On the three-year anniversary of the disappearance of journalist Prageeth Ekneligoda, the International Federation of Journalists (IFJ) joins partners and affiliates in reminding the Government of Sri Lanka that it continues to be seriously remiss in meeting its commitments on national reconciliation and fixing accountability for human rights abuses during the island nation’s quarter-century long civil war and its immediate aftermath.
Ekneligoda, a freelance cartoonist and columnist whose work has appeared in various print and online media outlets, went missing while returning from the office of the news website Lanka-e-News late on the evening of 24 January 2010. In his last known telephone conversation with a friend, he said that he was going to visit somebody who he did not identify.

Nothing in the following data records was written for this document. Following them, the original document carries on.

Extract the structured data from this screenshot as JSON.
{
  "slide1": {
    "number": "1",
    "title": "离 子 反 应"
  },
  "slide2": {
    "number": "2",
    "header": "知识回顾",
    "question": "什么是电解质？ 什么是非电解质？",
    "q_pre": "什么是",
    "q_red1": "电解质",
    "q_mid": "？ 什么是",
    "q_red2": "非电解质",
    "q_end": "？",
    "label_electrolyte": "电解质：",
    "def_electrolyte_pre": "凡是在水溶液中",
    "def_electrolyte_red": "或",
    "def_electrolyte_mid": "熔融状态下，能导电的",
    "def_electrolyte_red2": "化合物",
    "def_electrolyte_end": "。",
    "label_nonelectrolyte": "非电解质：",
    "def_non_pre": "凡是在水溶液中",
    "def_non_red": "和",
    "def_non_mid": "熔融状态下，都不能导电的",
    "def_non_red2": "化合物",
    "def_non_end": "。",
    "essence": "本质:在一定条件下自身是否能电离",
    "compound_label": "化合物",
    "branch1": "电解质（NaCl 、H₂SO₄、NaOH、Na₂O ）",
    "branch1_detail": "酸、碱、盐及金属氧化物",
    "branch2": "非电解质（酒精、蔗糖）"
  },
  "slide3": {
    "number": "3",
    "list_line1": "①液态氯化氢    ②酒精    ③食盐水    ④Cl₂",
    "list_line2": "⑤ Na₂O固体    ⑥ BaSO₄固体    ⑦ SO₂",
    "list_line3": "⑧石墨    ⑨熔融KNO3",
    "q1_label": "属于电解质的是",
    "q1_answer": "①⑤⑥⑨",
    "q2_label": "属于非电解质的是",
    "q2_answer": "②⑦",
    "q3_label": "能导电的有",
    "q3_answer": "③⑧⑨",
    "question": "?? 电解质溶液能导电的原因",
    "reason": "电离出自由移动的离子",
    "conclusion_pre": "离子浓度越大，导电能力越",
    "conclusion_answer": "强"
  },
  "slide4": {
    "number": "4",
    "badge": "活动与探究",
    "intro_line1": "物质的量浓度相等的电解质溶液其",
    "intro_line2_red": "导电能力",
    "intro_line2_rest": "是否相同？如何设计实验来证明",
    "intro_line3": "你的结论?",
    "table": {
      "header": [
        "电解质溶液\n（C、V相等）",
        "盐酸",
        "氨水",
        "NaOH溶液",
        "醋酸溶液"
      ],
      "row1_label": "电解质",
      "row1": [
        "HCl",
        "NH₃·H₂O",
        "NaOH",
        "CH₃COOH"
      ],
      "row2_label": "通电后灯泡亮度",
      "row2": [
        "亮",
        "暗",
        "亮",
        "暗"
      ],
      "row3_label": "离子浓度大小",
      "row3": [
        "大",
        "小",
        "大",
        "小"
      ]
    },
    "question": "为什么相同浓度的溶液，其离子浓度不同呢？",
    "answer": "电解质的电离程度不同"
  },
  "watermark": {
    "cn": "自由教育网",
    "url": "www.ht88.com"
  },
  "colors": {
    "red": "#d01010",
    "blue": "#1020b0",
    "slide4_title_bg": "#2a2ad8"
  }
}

Sri Lanka’s first presidential election since the civil war against Tamil separatism was declared over in May 2009, was scheduled to take place on 26 January 2010, pitting incumbent President Mahinda Rajapaksa against Sarath Fonseka, the retired general who had led the Sri Lankan army to victory in the war.
Ekneligoda who has frequently taken time off from his journalism to engage in political activism, was known to have participated in Fonseka’s campaign and contributed publicity material for it.
Ekneligoda’s wife Sandya lodged a complaint soon after he went missing with the police station nearest their home. This was also registered with the police station with jurisdiction over the neighbourhood of the Lanka-e-News office. Failing to obtain any manner of assurance from these quarters, Sandya Ekneligoda approached the more specialised investigative agency under the Sri Lankan police, the Colombo Crimes Division (CCD).
In March 2010, Sandya Ekneligoda filed a habeas corpus petition in the High Court in Colombo. The bench began hearing the petition in May and since then the investigative agencies have repeatedly asked for adjournments to ascertain details of the case.
On the first anniversary of the disappearance, Sandya Ekneligoda handed over a letter at the office of the United Nations in the Sri Lankan capital city. The matter has also been brought to the attention of the U.N. Human Rights Council, through the UN Working Group on Enforced and Involuntary Disappearances.
The IFJ regrets to note that despite interventions at all these levels, there has been not been the slightest clue about the circumstances of Ekneligoda’s disappearance.
“We are also disturbed at a pattern of careless and insensitive interventions in the matter by official spokespersons”, said the IFJ Asia-Pacific.
In an interview with Sri Lanka’s largest English-language newspaper, the Daily Mirror in 2010, Defence Secretary Gotabhaya Rajapaksa, brother of the President, professed himself ignorant about who Ekneligoda is and suggested that he may have “disappeared himself”.
At a review meeting on the U.N. Convention on Torture in November 2011, former Attorney-General Mohan Peiris, officially representing Sri Lanka as a state-party, claimed to have information that Ekneligoda had gone into exile and was living in a foreign country.
On being summoned by the magistrate hearing the matter to explain himself in May 2012, Peiris who has recently been appointed Chief Justice of Sri Lanka’s Supreme Court, admitted that he may have spoken in ignorance.
In 2012, Sri Lanka’s Free Media Movement (FMM) and other associations of journalists decided to observe January as a “black month” to commemorate Prageeth’s disappearance, Lasantha Wickrematunga’s murder and numerous other atrocities against journalism that by coincidence or otherwise, occurred in that month over various years. The first public gatherings held under the campaign were dispersed by stick-wielding toughs mobilised by the ruling party. The FMM and partner organisations also attracted the hostile attention of government spokespersons and were attacked in most extreme terms over the state-owned media.
“We see the same pattern of behaviour recurring today, with campaigners for a free judiciary who have been mobilising after the controversial impeachment of Sri Lanka’s Chief Justice earlier this month, suffering similar intimidation and vilification”, said the IFJ Asia-Pacific.
“These events and the government’s continuing default on redressing the severe abuses against media freedom that occurred during years of internal strife, suggest that the Rajapaksa regime has a long way to go in merely establishing its intent to pursue a course of national reconciliation”.
“We extend our solidarity to the FMM and other partners, including the Sri Lanka Journalists’ Association, the Federation of Media Employees’ Trade Unions, the Sri Lanka Tamil Media Alliance and the Sri Lanka Muslim Media Forum, as they resume their ‘Black January’ campaign on 28 January under the slogan ‘Resist Suppression of the Media – Uphold Rule of Law’”.